** Input records follows **
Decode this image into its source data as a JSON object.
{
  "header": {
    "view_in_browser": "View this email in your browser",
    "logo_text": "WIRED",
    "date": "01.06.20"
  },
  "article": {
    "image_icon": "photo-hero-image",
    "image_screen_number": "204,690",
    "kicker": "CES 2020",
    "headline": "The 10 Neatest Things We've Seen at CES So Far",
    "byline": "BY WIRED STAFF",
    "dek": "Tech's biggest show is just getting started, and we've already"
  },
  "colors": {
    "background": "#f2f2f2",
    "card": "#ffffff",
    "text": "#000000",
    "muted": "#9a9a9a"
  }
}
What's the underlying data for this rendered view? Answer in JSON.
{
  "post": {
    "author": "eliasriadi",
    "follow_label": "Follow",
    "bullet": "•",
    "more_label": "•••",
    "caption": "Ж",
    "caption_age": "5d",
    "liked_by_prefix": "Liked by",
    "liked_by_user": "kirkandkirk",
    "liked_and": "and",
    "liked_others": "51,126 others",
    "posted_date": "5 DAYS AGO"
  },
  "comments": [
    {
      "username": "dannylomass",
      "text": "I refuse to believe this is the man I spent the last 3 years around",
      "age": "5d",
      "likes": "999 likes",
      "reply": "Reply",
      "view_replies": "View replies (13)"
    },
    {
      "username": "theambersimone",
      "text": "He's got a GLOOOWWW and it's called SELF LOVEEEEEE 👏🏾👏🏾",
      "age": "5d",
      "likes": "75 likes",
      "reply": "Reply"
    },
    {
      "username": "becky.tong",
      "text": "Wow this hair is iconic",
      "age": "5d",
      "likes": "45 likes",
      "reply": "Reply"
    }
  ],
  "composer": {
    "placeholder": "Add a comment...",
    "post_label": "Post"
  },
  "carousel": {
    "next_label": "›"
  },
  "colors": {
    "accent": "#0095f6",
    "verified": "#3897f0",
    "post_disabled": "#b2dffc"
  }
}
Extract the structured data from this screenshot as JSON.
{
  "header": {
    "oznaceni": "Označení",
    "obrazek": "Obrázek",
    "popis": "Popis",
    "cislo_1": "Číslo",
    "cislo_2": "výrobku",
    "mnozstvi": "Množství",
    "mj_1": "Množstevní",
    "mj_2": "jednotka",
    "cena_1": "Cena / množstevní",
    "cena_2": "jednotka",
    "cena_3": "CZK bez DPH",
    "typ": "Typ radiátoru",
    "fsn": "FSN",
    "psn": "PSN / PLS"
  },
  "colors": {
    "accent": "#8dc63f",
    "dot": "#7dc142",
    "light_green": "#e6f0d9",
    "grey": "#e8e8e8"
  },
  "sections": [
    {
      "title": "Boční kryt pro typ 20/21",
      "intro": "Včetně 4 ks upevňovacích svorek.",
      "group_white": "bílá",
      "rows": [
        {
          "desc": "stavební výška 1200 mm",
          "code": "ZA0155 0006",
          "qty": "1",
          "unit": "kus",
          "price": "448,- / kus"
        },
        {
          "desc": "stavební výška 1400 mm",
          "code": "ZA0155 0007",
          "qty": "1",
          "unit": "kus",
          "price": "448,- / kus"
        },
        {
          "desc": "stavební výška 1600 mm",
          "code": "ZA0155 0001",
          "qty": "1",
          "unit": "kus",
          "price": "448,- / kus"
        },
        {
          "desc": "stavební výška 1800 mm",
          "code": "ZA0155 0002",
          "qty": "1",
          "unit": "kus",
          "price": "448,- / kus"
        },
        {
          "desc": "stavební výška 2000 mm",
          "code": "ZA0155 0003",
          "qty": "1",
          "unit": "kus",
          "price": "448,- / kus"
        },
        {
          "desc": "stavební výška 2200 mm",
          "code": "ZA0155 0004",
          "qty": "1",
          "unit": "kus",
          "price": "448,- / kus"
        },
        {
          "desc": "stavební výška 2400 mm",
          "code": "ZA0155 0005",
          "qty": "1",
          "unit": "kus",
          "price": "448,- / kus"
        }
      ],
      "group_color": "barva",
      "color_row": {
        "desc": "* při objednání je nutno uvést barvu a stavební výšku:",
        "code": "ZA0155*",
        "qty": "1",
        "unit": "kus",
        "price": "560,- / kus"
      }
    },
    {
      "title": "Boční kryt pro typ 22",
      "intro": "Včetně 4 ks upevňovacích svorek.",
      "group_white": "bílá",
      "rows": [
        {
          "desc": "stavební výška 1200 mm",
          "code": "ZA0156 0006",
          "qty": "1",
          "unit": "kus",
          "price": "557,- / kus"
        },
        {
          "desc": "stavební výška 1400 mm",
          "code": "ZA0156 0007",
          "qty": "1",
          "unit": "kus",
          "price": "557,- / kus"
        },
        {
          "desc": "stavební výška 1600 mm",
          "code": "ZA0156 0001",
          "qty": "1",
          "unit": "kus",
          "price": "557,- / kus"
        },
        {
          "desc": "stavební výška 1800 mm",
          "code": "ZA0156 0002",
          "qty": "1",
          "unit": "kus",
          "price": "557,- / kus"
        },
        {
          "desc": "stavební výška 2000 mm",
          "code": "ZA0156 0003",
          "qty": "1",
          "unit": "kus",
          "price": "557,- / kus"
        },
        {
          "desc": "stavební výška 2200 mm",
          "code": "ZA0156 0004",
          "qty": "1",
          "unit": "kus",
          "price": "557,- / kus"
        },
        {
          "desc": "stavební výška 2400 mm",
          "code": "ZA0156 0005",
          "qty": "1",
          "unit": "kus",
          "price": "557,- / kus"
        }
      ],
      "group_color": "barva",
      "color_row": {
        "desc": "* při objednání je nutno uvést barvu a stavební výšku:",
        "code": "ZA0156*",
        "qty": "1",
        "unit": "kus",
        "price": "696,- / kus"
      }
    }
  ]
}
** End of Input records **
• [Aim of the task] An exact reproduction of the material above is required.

• [Reply]
Decode this image into its source data as a JSON object.
{
  "header": {
    "view_in_browser": "View this email in your browser",
    "logo_text": "WIRED",
    "date": "01.06.20"
  },
  "article": {
    "image_icon": "photo-hero-image",
    "image_screen_number": "204,690",
    "kicker": "CES 2020",
    "headline": "The 10 Neatest Things We've Seen at CES So Far",
    "byline": "BY WIRED STAFF",
    "dek": "Tech's biggest show is just getting started, and we've already"
  },
  "colors": {
    "background": "#f2f2f2",
    "card": "#ffffff",
    "text": "#000000",
    "muted": "#9a9a9a"
  }
}
What's the underlying data for this rendered view? Answer in JSON.
{
  "post": {
    "author": "eliasriadi",
    "follow_label": "Follow",
    "bullet": "•",
    "more_label": "•••",
    "caption": "Ж",
    "caption_age": "5d",
    "liked_by_prefix": "Liked by",
    "liked_by_user": "kirkandkirk",
    "liked_and": "and",
    "liked_others": "51,126 others",
    "posted_date": "5 DAYS AGO"
  },
  "comments": [
    {
      "username": "dannylomass",
      "text": "I refuse to believe this is the man I spent the last 3 years around",
      "age": "5d",
      "likes": "999 likes",
      "reply": "Reply",
      "view_replies": "View replies (13)"
    },
    {
      "username": "theambersimone",
      "text": "He's got a GLOOOWWW and it's called SELF LOVEEEEEE 👏🏾👏🏾",
      "age": "5d",
      "likes": "75 likes",
      "reply": "Reply"
    },
    {
      "username": "becky.tong",
      "text": "Wow this hair is iconic",
      "age": "5d",
      "likes": "45 likes",
      "reply": "Reply"
    }
  ],
  "composer": {
    "placeholder": "Add a comment...",
    "post_label": "Post"
  },
  "carousel": {
    "next_label": "›"
  },
  "colors": {
    "accent": "#0095f6",
    "verified": "#3897f0",
    "post_disabled": "#b2dffc"
  }
}
Extract the structured data from this screenshot as JSON.
{
  "header": {
    "oznaceni": "Označení",
    "obrazek": "Obrázek",
    "popis": "Popis",
    "cislo_1": "Číslo",
    "cislo_2": "výrobku",
    "mnozstvi": "Množství",
    "mj_1": "Množstevní",
    "mj_2": "jednotka",
    "cena_1": "Cena / množstevní",
    "cena_2": "jednotka",
    "cena_3": "CZK bez DPH",
    "typ": "Typ radiátoru",
    "fsn": "FSN",
    "psn": "PSN / PLS"
  },
  "colors": {
    "accent": "#8dc63f",
    "dot": "#7dc142",
    "light_green": "#e6f0d9",
    "grey": "#e8e8e8"
  },
  "sections": [
    {
      "title": "Boční kryt pro typ 20/21",
      "intro": "Včetně 4 ks upevňovacích svorek.",
      "group_white": "bílá",
      "rows": [
        {
          "desc": "stavební výška 1200 mm",
          "code": "ZA0155 0006",
          "qty": "1",
          "unit": "kus",
          "price": "448,- / kus"
        },
        {
          "desc": "stavební výška 1400 mm",
          "code": "ZA0155 0007",
          "qty": "1",
          "unit": "kus",
          "price": "448,- / kus"
        },
        {
          "desc": "stavební výška 1600 mm",
          "code": "ZA0155 0001",
          "qty": "1",
          "unit": "kus",
          "price": "448,- / kus"
        },
        {
          "desc": "stavební výška 1800 mm",
          "code": "ZA0155 0002",
          "qty": "1",
          "unit": "kus",
          "price": "448,- / kus"
        },
        {
          "desc": "stavební výška 2000 mm",
          "code": "ZA0155 0003",
          "qty": "1",
          "unit": "kus",
          "price": "448,- / kus"
        },
        {
          "desc": "stavební výška 2200 mm",
          "code": "ZA0155 0004",
          "qty": "1",
          "unit": "kus",
          "price": "448,- / kus"
        },
        {
          "desc": "stavební výška 2400 mm",
          "code": "ZA0155 0005",
          "qty": "1",
          "unit": "kus",
          "price": "448,- / kus"
        }
      ],
      "group_color": "barva",
      "color_row": {
        "desc": "* při objednání je nutno uvést barvu a stavební výšku:",
        "code": "ZA0155*",
        "qty": "1",
        "unit": "kus",
        "price": "560,- / kus"
      }
    },
    {
      "title": "Boční kryt pro typ 22",
      "intro": "Včetně 4 ks upevňovacích svorek.",
      "group_white": "bílá",
      "rows": [
        {
          "desc": "stavební výška 1200 mm",
          "code": "ZA0156 0006",
          "qty": "1",
          "unit": "kus",
          "price": "557,- / kus"
        },
        {
          "desc": "stavební výška 1400 mm",
          "code": "ZA0156 0007",
          "qty": "1",
          "unit": "kus",
          "price": "557,- / kus"
        },
        {
          "desc": "stavební výška 1600 mm",
          "code": "ZA0156 0001",
          "qty": "1",
          "unit": "kus",
          "price": "557,- / kus"
        },
        {
          "desc": "stavební výška 1800 mm",
          "code": "ZA0156 0002",
          "qty": "1",
          "unit": "kus",
          "price": "557,- / kus"
        },
        {
          "desc": "stavební výška 2000 mm",
          "code": "ZA0156 0003",
          "qty": "1",
          "unit": "kus",
          "price": "557,- / kus"
        },
        {
          "desc": "stavební výška 2200 mm",
          "code": "ZA0156 0004",
          "qty": "1",
          "unit": "kus",
          "price": "557,- / kus"
        },
        {
          "desc": "stavební výška 2400 mm",
          "code": "ZA0156 0005",
          "qty": "1",
          "unit": "kus",
          "price": "557,- / kus"
        }
      ],
      "group_color": "barva",
      "color_row": {
        "desc": "* při objednání je nutno uvést barvu a stavební výšku:",
        "code": "ZA0156*",
        "qty": "1",
        "unit": "kus",
        "price": "696,- / kus"
      }
    }
  ]
}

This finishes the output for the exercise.